Given records
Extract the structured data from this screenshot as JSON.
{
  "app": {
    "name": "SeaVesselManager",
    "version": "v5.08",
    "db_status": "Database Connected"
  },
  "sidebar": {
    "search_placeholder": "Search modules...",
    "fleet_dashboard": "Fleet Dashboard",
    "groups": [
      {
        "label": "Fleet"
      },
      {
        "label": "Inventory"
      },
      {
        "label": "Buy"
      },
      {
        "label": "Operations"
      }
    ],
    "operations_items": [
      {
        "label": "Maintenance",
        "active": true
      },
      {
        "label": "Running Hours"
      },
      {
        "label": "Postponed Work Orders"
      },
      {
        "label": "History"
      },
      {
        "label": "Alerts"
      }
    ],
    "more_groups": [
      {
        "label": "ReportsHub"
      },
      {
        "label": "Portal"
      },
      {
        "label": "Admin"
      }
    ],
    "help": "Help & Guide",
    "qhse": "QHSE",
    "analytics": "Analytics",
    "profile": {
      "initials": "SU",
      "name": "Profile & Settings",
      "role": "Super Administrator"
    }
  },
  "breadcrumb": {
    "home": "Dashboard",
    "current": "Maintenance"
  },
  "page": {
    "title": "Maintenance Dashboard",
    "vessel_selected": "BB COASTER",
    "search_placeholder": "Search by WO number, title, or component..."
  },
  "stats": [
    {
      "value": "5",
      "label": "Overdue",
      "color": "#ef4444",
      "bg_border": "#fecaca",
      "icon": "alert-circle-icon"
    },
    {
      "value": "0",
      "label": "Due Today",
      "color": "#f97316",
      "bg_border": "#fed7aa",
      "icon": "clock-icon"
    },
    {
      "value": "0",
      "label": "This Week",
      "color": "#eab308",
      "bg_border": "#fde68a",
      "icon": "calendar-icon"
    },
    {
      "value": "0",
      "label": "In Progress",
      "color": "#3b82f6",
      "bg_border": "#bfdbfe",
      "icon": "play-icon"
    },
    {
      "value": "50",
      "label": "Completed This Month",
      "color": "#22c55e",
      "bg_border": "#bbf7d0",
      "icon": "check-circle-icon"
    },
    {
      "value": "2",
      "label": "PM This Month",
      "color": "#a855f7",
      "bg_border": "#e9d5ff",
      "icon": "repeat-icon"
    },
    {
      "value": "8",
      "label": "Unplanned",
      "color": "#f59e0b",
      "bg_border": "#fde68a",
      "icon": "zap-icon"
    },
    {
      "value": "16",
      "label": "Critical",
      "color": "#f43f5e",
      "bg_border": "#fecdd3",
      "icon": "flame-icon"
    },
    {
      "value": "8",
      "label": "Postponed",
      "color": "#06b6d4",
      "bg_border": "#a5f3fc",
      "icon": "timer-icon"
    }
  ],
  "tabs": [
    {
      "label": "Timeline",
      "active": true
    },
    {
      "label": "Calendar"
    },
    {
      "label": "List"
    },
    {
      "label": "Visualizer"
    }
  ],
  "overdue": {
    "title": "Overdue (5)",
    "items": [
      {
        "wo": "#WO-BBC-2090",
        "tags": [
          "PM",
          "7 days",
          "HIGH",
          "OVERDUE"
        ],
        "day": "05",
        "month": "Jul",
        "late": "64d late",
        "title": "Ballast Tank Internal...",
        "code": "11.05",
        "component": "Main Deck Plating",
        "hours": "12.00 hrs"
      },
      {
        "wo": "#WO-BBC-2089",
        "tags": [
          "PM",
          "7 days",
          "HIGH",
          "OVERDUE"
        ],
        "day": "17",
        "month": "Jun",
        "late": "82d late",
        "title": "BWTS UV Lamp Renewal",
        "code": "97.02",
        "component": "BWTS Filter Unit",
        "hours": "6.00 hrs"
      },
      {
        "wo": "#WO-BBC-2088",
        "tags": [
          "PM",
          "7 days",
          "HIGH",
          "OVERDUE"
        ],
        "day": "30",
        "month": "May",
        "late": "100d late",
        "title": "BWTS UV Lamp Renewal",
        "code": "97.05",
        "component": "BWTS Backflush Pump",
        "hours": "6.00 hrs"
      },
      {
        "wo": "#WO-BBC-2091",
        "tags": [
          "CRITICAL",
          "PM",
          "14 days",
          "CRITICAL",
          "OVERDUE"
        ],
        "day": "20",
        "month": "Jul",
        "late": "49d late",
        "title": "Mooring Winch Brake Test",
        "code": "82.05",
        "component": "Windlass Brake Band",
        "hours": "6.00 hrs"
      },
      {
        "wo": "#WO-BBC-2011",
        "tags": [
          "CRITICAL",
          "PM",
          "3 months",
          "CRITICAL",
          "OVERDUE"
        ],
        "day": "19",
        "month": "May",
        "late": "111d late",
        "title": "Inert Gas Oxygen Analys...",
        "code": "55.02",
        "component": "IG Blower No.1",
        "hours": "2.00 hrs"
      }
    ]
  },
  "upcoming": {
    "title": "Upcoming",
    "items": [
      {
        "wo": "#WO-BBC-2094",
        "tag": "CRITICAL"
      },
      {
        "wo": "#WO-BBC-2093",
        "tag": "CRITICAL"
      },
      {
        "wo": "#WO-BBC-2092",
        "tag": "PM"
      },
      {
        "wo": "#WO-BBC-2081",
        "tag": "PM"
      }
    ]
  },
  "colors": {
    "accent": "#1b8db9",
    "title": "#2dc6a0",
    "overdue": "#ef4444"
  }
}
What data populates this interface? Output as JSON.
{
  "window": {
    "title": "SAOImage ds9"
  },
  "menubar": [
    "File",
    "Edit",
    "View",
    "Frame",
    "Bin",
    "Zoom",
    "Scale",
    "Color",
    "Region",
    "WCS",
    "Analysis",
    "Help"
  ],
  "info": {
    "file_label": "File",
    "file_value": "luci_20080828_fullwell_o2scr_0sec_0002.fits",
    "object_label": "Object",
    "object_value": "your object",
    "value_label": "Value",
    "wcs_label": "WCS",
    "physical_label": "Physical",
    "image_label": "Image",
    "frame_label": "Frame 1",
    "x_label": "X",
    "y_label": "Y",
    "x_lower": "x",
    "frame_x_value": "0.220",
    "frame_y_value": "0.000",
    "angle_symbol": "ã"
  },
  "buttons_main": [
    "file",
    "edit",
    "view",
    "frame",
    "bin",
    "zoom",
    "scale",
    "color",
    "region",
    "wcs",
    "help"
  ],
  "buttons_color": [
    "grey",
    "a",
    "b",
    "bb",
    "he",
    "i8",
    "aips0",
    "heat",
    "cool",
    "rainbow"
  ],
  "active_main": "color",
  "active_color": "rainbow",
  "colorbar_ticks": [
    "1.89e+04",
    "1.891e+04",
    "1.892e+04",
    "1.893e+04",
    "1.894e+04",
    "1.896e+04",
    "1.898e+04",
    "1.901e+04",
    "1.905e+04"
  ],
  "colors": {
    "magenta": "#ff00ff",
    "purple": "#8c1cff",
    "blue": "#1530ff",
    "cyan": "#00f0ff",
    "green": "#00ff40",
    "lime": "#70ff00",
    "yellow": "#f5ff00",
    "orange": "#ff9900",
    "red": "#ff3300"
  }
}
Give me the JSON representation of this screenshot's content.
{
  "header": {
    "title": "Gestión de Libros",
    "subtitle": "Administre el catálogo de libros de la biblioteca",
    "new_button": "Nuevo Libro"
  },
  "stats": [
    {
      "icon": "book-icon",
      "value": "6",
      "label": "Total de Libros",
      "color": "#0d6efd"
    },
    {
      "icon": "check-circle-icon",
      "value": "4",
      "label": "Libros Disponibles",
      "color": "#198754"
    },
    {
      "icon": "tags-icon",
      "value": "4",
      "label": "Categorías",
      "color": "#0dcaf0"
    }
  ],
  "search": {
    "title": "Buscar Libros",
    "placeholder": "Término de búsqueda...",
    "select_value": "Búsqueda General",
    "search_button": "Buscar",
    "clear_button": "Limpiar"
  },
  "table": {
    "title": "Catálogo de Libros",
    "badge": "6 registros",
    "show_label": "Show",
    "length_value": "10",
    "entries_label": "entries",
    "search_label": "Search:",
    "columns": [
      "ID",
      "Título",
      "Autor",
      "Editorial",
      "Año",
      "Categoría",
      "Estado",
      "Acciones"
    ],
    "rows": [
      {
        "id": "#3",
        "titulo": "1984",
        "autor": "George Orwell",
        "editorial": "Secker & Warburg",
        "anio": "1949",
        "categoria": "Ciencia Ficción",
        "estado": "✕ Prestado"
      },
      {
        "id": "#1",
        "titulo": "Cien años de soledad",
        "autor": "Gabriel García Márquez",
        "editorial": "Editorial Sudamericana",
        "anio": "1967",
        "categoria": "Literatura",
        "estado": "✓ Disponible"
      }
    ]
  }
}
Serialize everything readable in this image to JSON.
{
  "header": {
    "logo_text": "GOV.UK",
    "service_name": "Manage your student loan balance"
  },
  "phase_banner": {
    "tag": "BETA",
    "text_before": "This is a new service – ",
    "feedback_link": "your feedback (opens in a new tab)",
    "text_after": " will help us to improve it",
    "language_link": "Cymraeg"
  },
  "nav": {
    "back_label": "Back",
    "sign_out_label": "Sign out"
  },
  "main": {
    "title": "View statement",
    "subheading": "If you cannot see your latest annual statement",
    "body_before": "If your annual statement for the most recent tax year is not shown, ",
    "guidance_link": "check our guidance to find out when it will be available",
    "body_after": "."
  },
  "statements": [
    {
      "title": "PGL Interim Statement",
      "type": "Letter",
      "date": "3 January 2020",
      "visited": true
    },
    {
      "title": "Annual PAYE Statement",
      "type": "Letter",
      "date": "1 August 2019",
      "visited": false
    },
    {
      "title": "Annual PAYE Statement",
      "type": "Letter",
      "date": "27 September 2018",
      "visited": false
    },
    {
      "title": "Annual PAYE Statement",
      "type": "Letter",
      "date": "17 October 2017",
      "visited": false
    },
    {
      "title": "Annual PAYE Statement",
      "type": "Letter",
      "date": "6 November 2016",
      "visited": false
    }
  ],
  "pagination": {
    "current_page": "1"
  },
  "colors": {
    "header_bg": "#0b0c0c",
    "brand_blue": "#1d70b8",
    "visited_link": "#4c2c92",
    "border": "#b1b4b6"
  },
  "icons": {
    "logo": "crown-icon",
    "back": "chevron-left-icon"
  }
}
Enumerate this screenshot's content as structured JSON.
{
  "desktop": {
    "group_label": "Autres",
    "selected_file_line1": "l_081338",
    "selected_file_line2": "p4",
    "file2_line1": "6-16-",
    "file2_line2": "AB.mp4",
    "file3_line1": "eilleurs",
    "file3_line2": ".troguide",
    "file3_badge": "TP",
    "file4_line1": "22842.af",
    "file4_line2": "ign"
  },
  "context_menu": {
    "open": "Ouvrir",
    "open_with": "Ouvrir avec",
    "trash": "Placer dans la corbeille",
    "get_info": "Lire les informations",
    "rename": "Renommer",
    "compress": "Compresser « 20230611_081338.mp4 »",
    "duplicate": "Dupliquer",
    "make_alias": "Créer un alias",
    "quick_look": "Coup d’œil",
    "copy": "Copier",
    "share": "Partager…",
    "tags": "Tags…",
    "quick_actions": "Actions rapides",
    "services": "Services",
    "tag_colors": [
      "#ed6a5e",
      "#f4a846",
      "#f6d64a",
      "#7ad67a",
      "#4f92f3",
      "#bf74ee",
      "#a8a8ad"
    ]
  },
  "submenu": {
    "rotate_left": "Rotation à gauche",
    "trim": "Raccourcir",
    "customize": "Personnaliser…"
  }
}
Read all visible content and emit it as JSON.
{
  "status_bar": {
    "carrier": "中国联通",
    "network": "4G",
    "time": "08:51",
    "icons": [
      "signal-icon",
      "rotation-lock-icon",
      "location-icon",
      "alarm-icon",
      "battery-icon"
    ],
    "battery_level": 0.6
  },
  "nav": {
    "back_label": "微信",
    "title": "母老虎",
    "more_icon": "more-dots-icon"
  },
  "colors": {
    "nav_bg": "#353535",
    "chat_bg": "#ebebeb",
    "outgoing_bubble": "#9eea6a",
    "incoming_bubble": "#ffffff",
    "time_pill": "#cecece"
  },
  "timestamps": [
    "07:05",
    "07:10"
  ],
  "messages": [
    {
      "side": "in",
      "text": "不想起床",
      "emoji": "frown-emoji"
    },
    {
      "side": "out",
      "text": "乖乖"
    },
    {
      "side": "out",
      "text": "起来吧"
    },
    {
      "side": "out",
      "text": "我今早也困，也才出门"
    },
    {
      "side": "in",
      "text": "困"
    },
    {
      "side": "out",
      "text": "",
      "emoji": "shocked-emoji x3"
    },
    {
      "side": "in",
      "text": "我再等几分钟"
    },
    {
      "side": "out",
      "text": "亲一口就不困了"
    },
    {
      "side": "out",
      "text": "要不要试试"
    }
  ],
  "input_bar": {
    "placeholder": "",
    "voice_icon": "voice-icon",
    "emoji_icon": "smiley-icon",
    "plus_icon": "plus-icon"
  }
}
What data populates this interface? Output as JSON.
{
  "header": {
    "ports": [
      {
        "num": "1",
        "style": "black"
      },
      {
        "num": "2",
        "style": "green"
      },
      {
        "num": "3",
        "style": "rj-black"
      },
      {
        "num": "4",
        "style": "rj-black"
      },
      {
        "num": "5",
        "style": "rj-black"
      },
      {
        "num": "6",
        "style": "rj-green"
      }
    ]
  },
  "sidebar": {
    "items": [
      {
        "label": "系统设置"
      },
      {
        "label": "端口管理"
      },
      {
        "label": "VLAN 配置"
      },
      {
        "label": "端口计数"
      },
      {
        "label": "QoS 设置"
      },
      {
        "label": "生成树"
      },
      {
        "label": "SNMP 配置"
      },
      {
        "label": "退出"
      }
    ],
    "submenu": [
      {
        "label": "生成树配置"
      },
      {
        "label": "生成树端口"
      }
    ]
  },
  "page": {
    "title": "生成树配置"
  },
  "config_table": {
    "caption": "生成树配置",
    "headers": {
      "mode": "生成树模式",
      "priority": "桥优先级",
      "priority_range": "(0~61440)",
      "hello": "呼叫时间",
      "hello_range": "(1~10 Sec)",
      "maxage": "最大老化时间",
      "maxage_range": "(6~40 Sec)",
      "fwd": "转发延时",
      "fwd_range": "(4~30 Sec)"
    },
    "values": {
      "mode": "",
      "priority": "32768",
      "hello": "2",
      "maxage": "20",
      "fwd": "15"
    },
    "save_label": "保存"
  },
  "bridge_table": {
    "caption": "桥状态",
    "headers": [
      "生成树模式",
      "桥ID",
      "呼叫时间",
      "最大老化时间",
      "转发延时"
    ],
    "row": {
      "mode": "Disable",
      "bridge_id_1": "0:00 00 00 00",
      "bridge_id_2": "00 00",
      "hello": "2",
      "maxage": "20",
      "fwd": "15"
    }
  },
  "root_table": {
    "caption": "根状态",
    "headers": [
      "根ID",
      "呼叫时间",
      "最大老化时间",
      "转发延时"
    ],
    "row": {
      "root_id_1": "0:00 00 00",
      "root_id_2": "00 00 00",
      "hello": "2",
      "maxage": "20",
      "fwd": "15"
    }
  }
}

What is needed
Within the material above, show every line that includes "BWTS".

Response below
        "title": "BWTS UV Lamp Renewal",
        "component": "BWTS Filter Unit",
        "title": "BWTS UV Lamp Renewal",
        "component": "BWTS Backflush Pump",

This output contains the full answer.